MM: The President wants to close Gitmo if we can do it responsibly. Whether there is some alternative to Habeas that would be sufficient.
Kohl: Court secrecy. Secret settlements in courts. Judges continue to provide court-endorsed secrecy, in many cases has led to injuries that could have been prevented. Should courts be required to take a look at protective orders on public health and safety?
MM: Courts should always take a look at protective order when it involves public safety. I don’t know of any case where court sweeping public safety under the rug, I would not want a court to do that.
[MM: how can you say that, answering a hypothetical, when you want do the same with torture?]
Kohl: Should we require judges to consider public safety.
MM: A judge should consider public safety.
Brownback: Gitmo. People are talking about moving Gitmo detainees to Leavenworth, and as a Kansan, we’re not ready for them to move. I don’t think it’s prepared for the detainees coming from Gitmo. [Brownback, consider it your version of Yucca Mountain] Beyond that, top military leaders go very closely to Leavenworth.
MM: Practical considerations. No representative from any state would say his state is ready to accept Gitmo detainees. Then there’s the legal effect of bringing them state-side.
[Pretending that the lawsuits are about releasing people rather than just getting them a review.]
MM: Before we move Gitmo to Leavenworth, I will come visit Leavenworth.
Brownback: Govt considering in intervening in PLO case. Let US citizens receive their awards from PLO. [interesting, does that mean BushCO are going to do the same thing they’ve done for Iraq for the PLO, in yet another attempt to prop up the PLO against Hamas??]
Brownback: Human trafficking.
[You know, MM is parsing the Republicans as much as he is the Democrats. He won’t commit to do what Brownback and "Mutual Protection Racket" want either]
MM: trying to explain the DC handgun case. Would allow us to continue to enforce federal firearm laws.
Brownback: FISA, substitute ["some people want to substitute"–Is Browback saying this at Dick’s behest as well??] I want to thank you for stepping into this job at a hard time. If these are uncomfortable topics, we all look at and rather not deal with it.

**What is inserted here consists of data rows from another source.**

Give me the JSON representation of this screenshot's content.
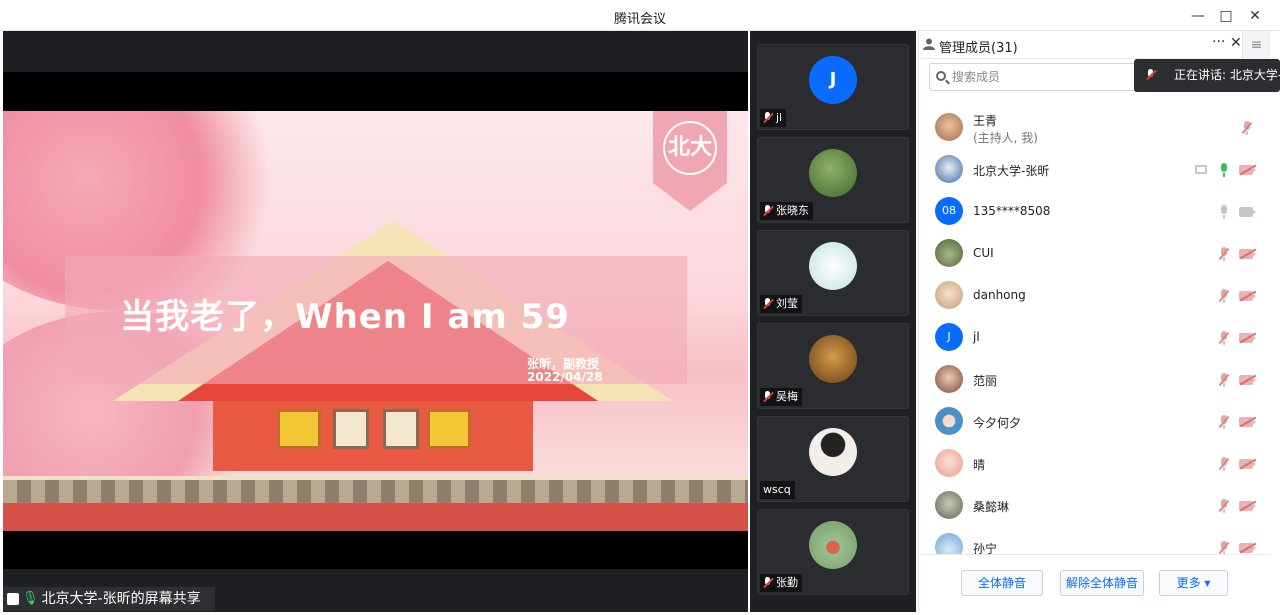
{
  "window": {
    "title": "腾讯会议",
    "controls": {
      "minimize": "—",
      "maximize": "□",
      "close": "✕"
    }
  },
  "share": {
    "slide_title": "当我老了，When I am 59",
    "slide_author": "张昕，副教授",
    "slide_date": "2022/04/28",
    "emblem_text": "北大",
    "bar_label": "北京大学-张昕的屏幕共享"
  },
  "videos": [
    {
      "name": "jl",
      "avatar_letter": "J",
      "avatar_color": "#0a6cff"
    },
    {
      "name": "张晓东",
      "avatar_color": "#5f8a3c"
    },
    {
      "name": "刘莹",
      "avatar_color": "#d8ece9"
    },
    {
      "name": "吴梅",
      "avatar_color": "#9a6428"
    },
    {
      "name": "wscq",
      "avatar_color": "#e8e4df"
    },
    {
      "name": "张勤",
      "avatar_color": "#7fa07a"
    }
  ],
  "panel": {
    "title": "管理成员(31)",
    "more": "···",
    "close": "✕",
    "side_button": "≡",
    "search_placeholder": "搜索成员",
    "speaking_toast": "正在讲话: 北京大学-张",
    "members": [
      {
        "name": "王青",
        "sub": "(主持人, 我)",
        "avatar_color": "#c98f6d"
      },
      {
        "name": "北京大学-张昕",
        "avatar_color": "#3a6aa0"
      },
      {
        "name": "135****8508",
        "avatar_letter": "08",
        "avatar_color": "#0a6cff"
      },
      {
        "name": "CUI",
        "avatar_color": "#6a7d4a"
      },
      {
        "name": "danhong",
        "avatar_color": "#e0c6a8"
      },
      {
        "name": "jl",
        "avatar_letter": "J",
        "avatar_color": "#0a6cff"
      },
      {
        "name": "范丽",
        "avatar_color": "#b77b6a"
      },
      {
        "name": "今夕何夕",
        "avatar_color": "#4b90c8"
      },
      {
        "name": "晴",
        "avatar_color": "#f0b8a8"
      },
      {
        "name": "桑懿琳",
        "avatar_color": "#8a8f7a"
      },
      {
        "name": "孙宁",
        "avatar_color": "#6aa3d8"
      }
    ],
    "footer": {
      "mute_all": "全体静音",
      "unmute_all": "解除全体静音",
      "more": "更多 ▾"
    }
  }
}
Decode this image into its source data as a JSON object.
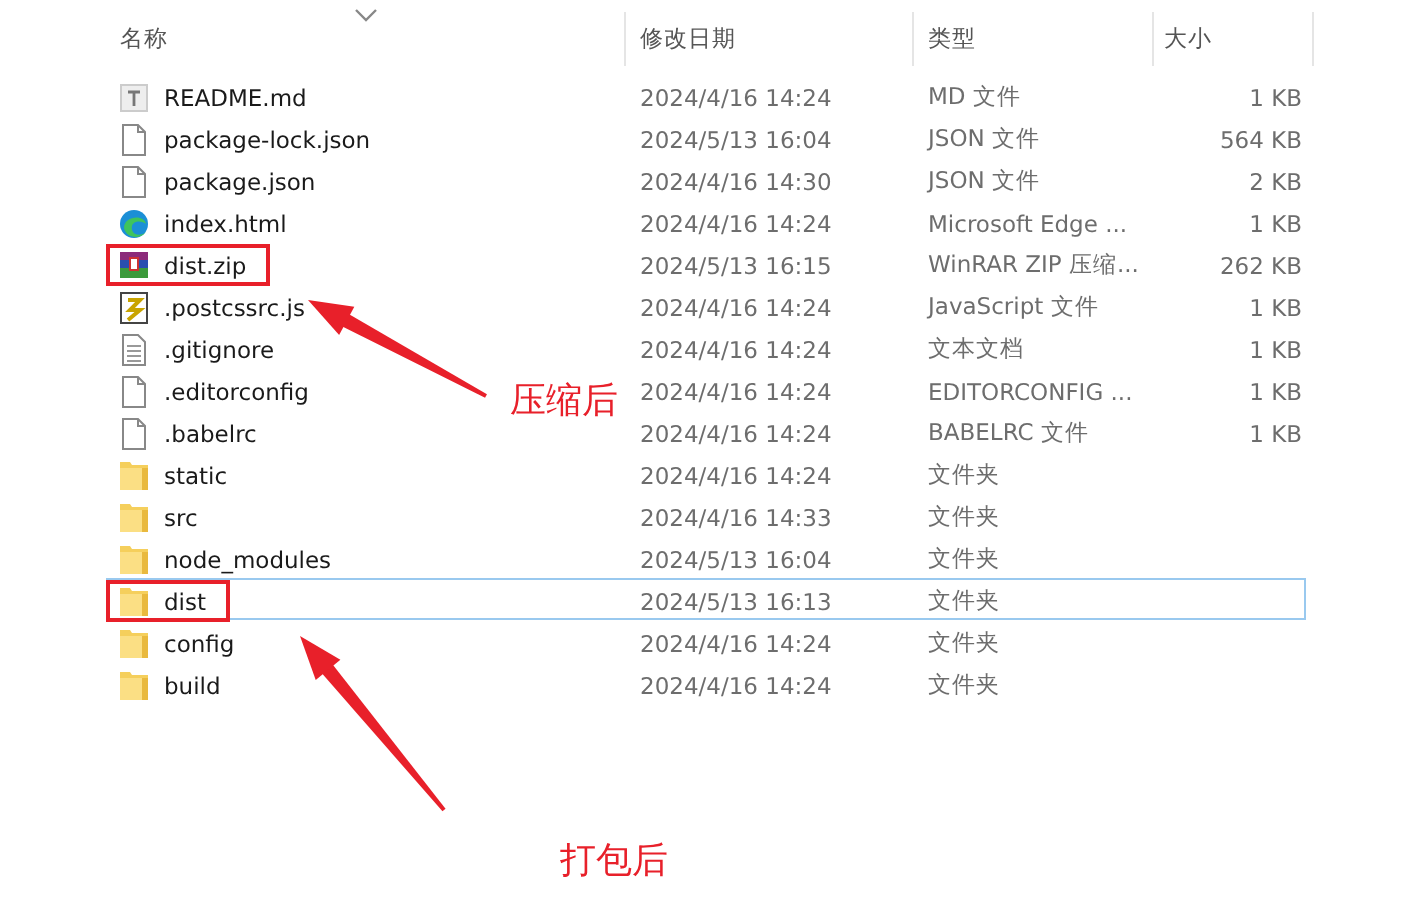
{
  "columns": [
    "名称",
    "修改日期",
    "类型",
    "大小"
  ],
  "rows": [
    {
      "name": "README.md",
      "date": "2024/4/16 14:24",
      "type": "MD 文件",
      "size": "1 KB",
      "kind": "doc",
      "focused": false,
      "highlighted": false
    },
    {
      "name": "package-lock.json",
      "date": "2024/5/13 16:04",
      "type": "JSON 文件",
      "size": "564 KB",
      "kind": "file",
      "focused": false,
      "highlighted": false
    },
    {
      "name": "package.json",
      "date": "2024/4/16 14:30",
      "type": "JSON 文件",
      "size": "2 KB",
      "kind": "file",
      "focused": false,
      "highlighted": false
    },
    {
      "name": "index.html",
      "date": "2024/4/16 14:24",
      "type": "Microsoft Edge ...",
      "size": "1 KB",
      "kind": "edge",
      "focused": false,
      "highlighted": false
    },
    {
      "name": "dist.zip",
      "date": "2024/5/13 16:15",
      "type": "WinRAR ZIP 压缩...",
      "size": "262 KB",
      "kind": "archive",
      "focused": false,
      "highlighted": true
    },
    {
      "name": ".postcssrc.js",
      "date": "2024/4/16 14:24",
      "type": "JavaScript 文件",
      "size": "1 KB",
      "kind": "script",
      "focused": false,
      "highlighted": false
    },
    {
      "name": ".gitignore",
      "date": "2024/4/16 14:24",
      "type": "文本文档",
      "size": "1 KB",
      "kind": "text",
      "focused": false,
      "highlighted": false
    },
    {
      "name": ".editorconfig",
      "date": "2024/4/16 14:24",
      "type": "EDITORCONFIG ...",
      "size": "1 KB",
      "kind": "file",
      "focused": false,
      "highlighted": false
    },
    {
      "name": ".babelrc",
      "date": "2024/4/16 14:24",
      "type": "BABELRC 文件",
      "size": "1 KB",
      "kind": "file",
      "focused": false,
      "highlighted": false
    },
    {
      "name": "static",
      "date": "2024/4/16 14:24",
      "type": "文件夹",
      "kind": "folder",
      "focused": false,
      "highlighted": false
    },
    {
      "name": "src",
      "date": "2024/4/16 14:33",
      "type": "文件夹",
      "kind": "folder",
      "focused": false,
      "highlighted": false
    },
    {
      "name": "node_modules",
      "date": "2024/5/13 16:04",
      "type": "文件夹",
      "kind": "folder",
      "focused": false,
      "highlighted": false
    },
    {
      "name": "dist",
      "date": "2024/5/13 16:13",
      "type": "文件夹",
      "kind": "folder",
      "focused": true,
      "highlighted": true
    },
    {
      "name": "config",
      "date": "2024/4/16 14:24",
      "type": "文件夹",
      "kind": "folder",
      "focused": false,
      "highlighted": false
    },
    {
      "name": "build",
      "date": "2024/4/16 14:24",
      "type": "文件夹",
      "kind": "folder",
      "focused": false,
      "highlighted": false
    }
  ],
  "annotations": [
    {
      "label": "压缩后"
    },
    {
      "label": "打包后"
    }
  ]
}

MM: Susbtitution, the conduct of the companies will be subject of dispute, would open up their conduct to scrutiny, they can’t cooperate without a court order. The overarching point, this is limited immunity, doesn’t apply to companies that didn’t participate, and only those that did so after a request to President.